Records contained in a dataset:
Start of Block
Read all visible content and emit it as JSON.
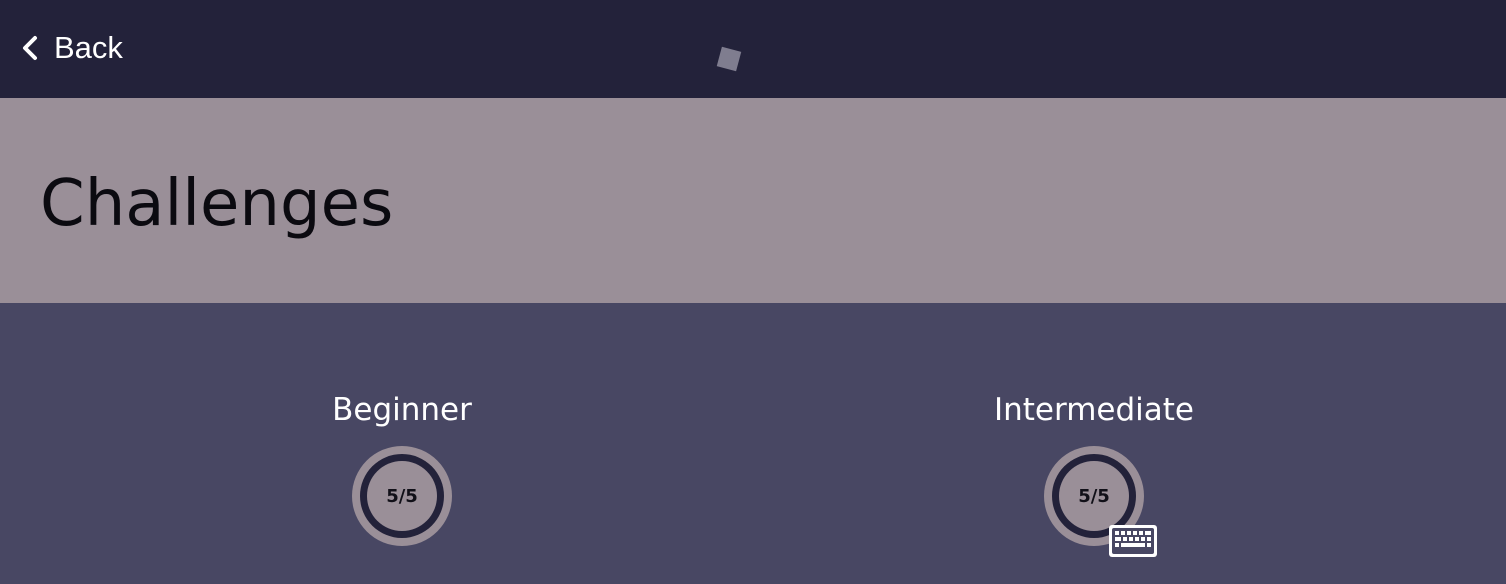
{
  "nav": {
    "back_label": "Back"
  },
  "header": {
    "title": "Challenges"
  },
  "levels": [
    {
      "name": "Beginner",
      "progress": "5/5",
      "completed": 5,
      "total": 5
    },
    {
      "name": "Intermediate",
      "progress": "5/5",
      "completed": 5,
      "total": 5,
      "icon": "keyboard-icon"
    }
  ],
  "colors": {
    "topbar": "#23223a",
    "header_band": "#9a8f98",
    "content": "#484763",
    "ring_track": "#23223a"
  }
}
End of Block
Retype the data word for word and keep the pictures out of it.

Read all visible content and emit it as JSON.
{
  "nav": {
    "back_label": "Back"
  },
  "header": {
    "title": "Challenges"
  },
  "levels": [
    {
      "name": "Beginner",
      "progress": "5/5",
      "completed": 5,
      "total": 5
    },
    {
      "name": "Intermediate",
      "progress": "5/5",
      "completed": 5,
      "total": 5,
      "icon": "keyboard-icon"
    }
  ],
  "colors": {
    "topbar": "#23223a",
    "header_band": "#9a8f98",
    "content": "#484763",
    "ring_track": "#23223a"
  }
}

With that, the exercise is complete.